## Dataset
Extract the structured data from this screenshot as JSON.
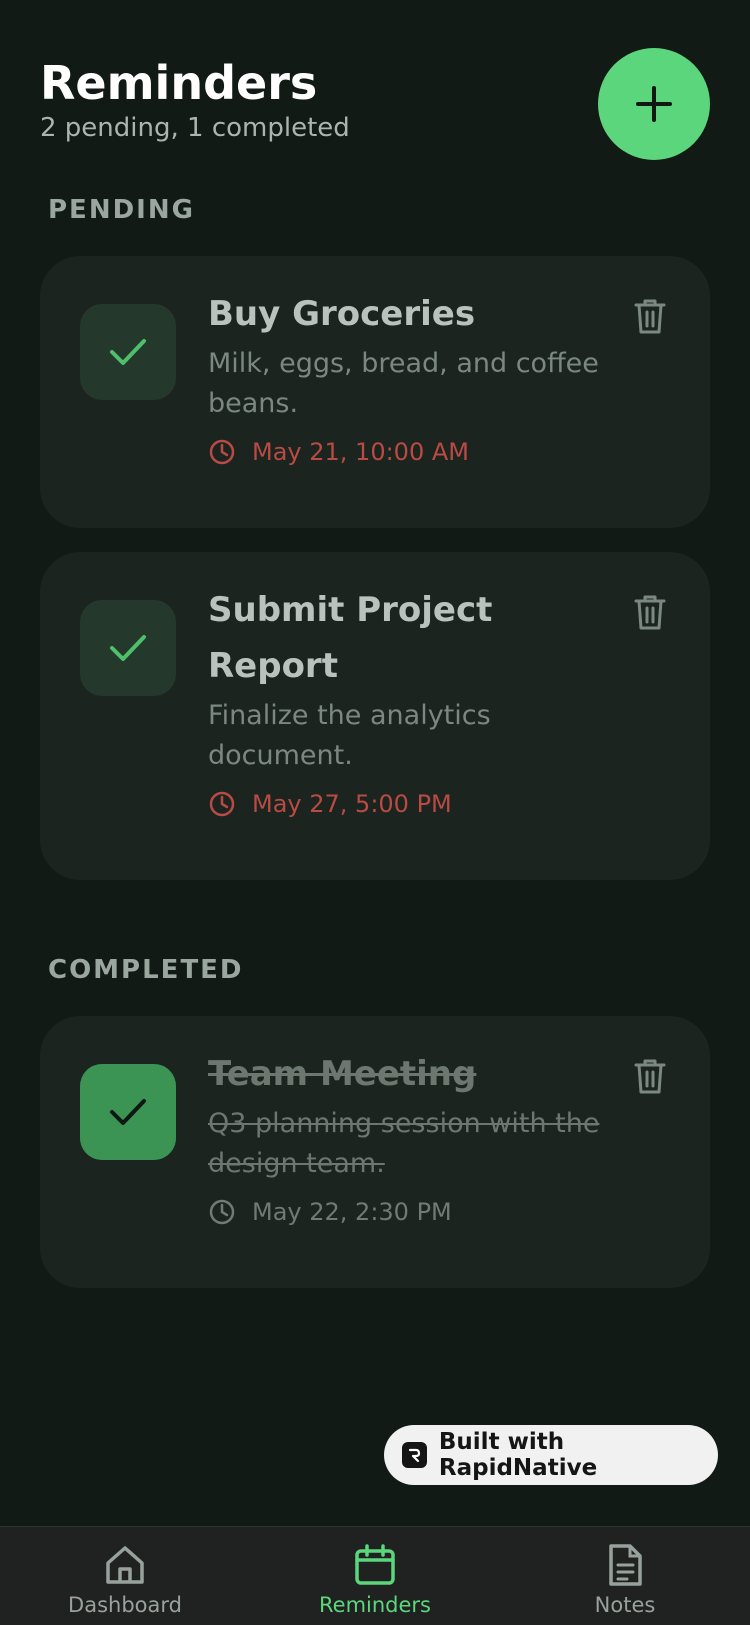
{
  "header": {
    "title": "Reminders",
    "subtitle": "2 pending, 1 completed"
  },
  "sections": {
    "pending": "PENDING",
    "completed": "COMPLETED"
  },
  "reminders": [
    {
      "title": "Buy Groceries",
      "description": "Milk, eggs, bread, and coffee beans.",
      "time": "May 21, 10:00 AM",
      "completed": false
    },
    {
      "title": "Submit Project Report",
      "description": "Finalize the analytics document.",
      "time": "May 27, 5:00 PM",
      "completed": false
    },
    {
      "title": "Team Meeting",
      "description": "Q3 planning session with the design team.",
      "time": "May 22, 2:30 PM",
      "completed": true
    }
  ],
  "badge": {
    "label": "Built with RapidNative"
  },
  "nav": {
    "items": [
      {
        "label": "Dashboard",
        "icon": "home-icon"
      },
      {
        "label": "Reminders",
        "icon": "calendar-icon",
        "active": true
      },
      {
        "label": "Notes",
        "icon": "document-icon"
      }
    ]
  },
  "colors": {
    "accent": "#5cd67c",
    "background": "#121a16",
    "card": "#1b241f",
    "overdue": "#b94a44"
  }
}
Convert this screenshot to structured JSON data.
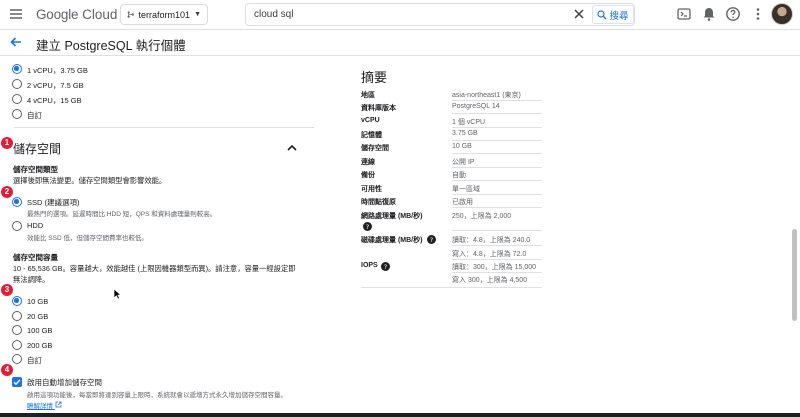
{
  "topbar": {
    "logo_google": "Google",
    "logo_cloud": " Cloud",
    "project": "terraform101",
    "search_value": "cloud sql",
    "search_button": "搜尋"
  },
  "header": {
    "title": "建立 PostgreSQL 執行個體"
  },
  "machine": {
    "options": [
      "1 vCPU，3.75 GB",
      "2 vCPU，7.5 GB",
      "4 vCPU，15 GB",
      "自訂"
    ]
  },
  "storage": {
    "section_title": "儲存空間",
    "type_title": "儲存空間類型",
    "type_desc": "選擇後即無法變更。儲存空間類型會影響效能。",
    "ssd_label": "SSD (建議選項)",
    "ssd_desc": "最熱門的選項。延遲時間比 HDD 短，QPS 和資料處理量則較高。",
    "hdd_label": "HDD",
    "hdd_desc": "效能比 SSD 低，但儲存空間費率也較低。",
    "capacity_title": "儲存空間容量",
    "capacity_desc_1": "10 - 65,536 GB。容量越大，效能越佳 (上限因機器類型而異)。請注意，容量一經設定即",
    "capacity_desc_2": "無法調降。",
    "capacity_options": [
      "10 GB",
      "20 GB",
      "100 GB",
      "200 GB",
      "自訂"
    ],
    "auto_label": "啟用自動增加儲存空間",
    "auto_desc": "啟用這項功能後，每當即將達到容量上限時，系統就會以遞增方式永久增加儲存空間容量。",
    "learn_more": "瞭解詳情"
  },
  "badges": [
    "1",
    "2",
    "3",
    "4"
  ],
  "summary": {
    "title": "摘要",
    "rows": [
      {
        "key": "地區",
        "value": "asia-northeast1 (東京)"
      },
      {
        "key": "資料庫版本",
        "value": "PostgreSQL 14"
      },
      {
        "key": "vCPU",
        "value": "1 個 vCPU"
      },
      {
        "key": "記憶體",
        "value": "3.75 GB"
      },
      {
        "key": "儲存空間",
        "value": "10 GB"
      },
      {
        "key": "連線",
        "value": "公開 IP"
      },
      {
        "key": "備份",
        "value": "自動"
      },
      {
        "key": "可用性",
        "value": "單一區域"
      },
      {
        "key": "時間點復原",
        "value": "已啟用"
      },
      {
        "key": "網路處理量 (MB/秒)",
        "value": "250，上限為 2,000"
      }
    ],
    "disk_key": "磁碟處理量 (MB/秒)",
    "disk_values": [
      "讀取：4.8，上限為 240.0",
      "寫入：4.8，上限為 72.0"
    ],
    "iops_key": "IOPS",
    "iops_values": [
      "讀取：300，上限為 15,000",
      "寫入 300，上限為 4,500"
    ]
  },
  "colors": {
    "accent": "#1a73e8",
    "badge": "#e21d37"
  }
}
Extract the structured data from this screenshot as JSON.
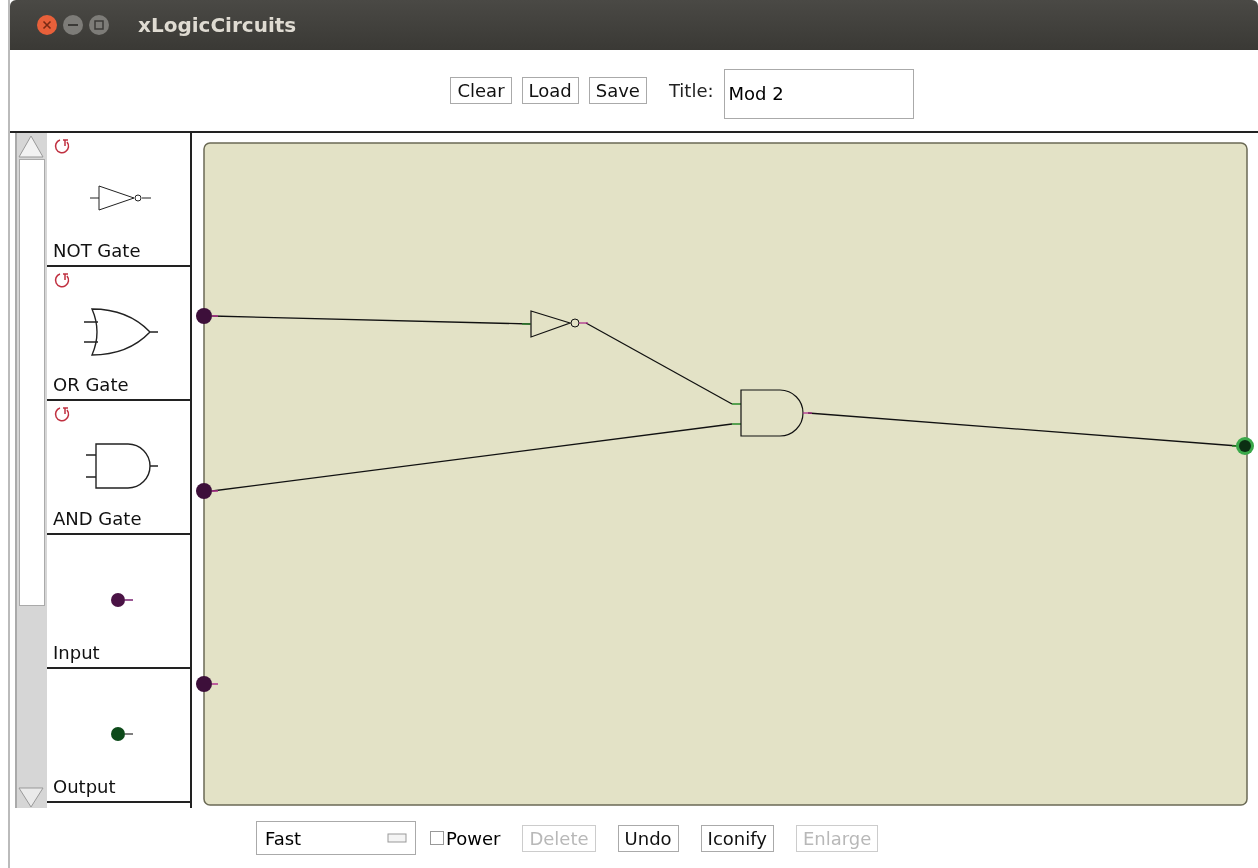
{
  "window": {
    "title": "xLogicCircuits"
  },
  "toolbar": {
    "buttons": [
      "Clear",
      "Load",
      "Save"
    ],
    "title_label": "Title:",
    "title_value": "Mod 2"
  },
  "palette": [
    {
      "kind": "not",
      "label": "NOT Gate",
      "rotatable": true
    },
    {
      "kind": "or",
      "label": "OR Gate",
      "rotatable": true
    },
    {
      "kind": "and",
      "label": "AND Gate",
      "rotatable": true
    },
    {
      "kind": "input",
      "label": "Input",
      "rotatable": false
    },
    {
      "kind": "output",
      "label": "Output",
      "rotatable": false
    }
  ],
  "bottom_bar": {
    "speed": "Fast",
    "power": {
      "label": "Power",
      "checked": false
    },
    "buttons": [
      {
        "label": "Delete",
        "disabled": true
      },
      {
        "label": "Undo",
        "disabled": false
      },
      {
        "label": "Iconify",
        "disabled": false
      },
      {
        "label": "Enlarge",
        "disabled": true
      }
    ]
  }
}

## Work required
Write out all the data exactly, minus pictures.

## Written solution
Extract the structured data from this screenshot as JSON.
{
  "header": {
    "title": "Reminders",
    "subtitle": "2 pending, 1 completed"
  },
  "sections": {
    "pending": "PENDING",
    "completed": "COMPLETED"
  },
  "reminders": [
    {
      "title": "Buy Groceries",
      "description": "Milk, eggs, bread, and coffee beans.",
      "time": "May 21, 10:00 AM",
      "completed": false
    },
    {
      "title": "Submit Project Report",
      "description": "Finalize the analytics document.",
      "time": "May 27, 5:00 PM",
      "completed": false
    },
    {
      "title": "Team Meeting",
      "description": "Q3 planning session with the design team.",
      "time": "May 22, 2:30 PM",
      "completed": true
    }
  ],
  "badge": {
    "label": "Built with RapidNative"
  },
  "nav": {
    "items": [
      {
        "label": "Dashboard",
        "icon": "home-icon"
      },
      {
        "label": "Reminders",
        "icon": "calendar-icon",
        "active": true
      },
      {
        "label": "Notes",
        "icon": "document-icon"
      }
    ]
  },
  "colors": {
    "accent": "#5cd67c",
    "background": "#121a16",
    "card": "#1b241f",
    "overdue": "#b94a44"
  }
}
Convert this screenshot to structured JSON data.
{
  "topbar": {
    "logo_google": "Google",
    "logo_cloud": " Cloud",
    "project": "terraform101",
    "search_value": "cloud sql",
    "search_button": "搜尋"
  },
  "header": {
    "title": "建立 PostgreSQL 執行個體"
  },
  "machine": {
    "options": [
      "1 vCPU，3.75 GB",
      "2 vCPU，7.5 GB",
      "4 vCPU，15 GB",
      "自訂"
    ]
  },
  "storage": {
    "section_title": "儲存空間",
    "type_title": "儲存空間類型",
    "type_desc": "選擇後即無法變更。儲存空間類型會影響效能。",
    "ssd_label": "SSD (建議選項)",
    "ssd_desc": "最熱門的選項。延遲時間比 HDD 短，QPS 和資料處理量則較高。",
    "hdd_label": "HDD",
    "hdd_desc": "效能比 SSD 低，但儲存空間費率也較低。",
    "capacity_title": "儲存空間容量",
    "capacity_desc_1": "10 - 65,536 GB。容量越大，效能越佳 (上限因機器類型而異)。請注意，容量一經設定即",
    "capacity_desc_2": "無法調降。",
    "capacity_options": [
      "10 GB",
      "20 GB",
      "100 GB",
      "200 GB",
      "自訂"
    ],
    "auto_label": "啟用自動增加儲存空間",
    "auto_desc": "啟用這項功能後，每當即將達到容量上限時，系統就會以遞增方式永久增加儲存空間容量。",
    "learn_more": "瞭解詳情"
  },
  "badges": [
    "1",
    "2",
    "3",
    "4"
  ],
  "summary": {
    "title": "摘要",
    "rows": [
      {
        "key": "地區",
        "value": "asia-northeast1 (東京)"
      },
      {
        "key": "資料庫版本",
        "value": "PostgreSQL 14"
      },
      {
        "key": "vCPU",
        "value": "1 個 vCPU"
      },
      {
        "key": "記憶體",
        "value": "3.75 GB"
      },
      {
        "key": "儲存空間",
        "value": "10 GB"
      },
      {
        "key": "連線",
        "value": "公開 IP"
      },
      {
        "key": "備份",
        "value": "自動"
      },
      {
        "key": "可用性",
        "value": "單一區域"
      },
      {
        "key": "時間點復原",
        "value": "已啟用"
      },
      {
        "key": "網路處理量 (MB/秒)",
        "value": "250，上限為 2,000"
      }
    ],
    "disk_key": "磁碟處理量 (MB/秒)",
    "disk_values": [
      "讀取：4.8，上限為 240.0",
      "寫入：4.8，上限為 72.0"
    ],
    "iops_key": "IOPS",
    "iops_values": [
      "讀取：300，上限為 15,000",
      "寫入 300，上限為 4,500"
    ]
  },
  "colors": {
    "accent": "#1a73e8",
    "badge": "#e21d37"
  }
}
Extract the structured data from this screenshot as JSON.
{
  "window": {
    "title": "xLogicCircuits"
  },
  "toolbar": {
    "buttons": [
      "Clear",
      "Load",
      "Save"
    ],
    "title_label": "Title:",
    "title_value": "Mod 2"
  },
  "palette": [
    {
      "kind": "not",
      "label": "NOT Gate",
      "rotatable": true
    },
    {
      "kind": "or",
      "label": "OR Gate",
      "rotatable": true
    },
    {
      "kind": "and",
      "label": "AND Gate",
      "rotatable": true
    },
    {
      "kind": "input",
      "label": "Input",
      "rotatable": false
    },
    {
      "kind": "output",
      "label": "Output",
      "rotatable": false
    }
  ],
  "bottom_bar": {
    "speed": "Fast",
    "power": {
      "label": "Power",
      "checked": false
    },
    "buttons": [
      {
        "label": "Delete",
        "disabled": true
      },
      {
        "label": "Undo",
        "disabled": false
      },
      {
        "label": "Iconify",
        "disabled": false
      },
      {
        "label": "Enlarge",
        "disabled": true
      }
    ]
  }
}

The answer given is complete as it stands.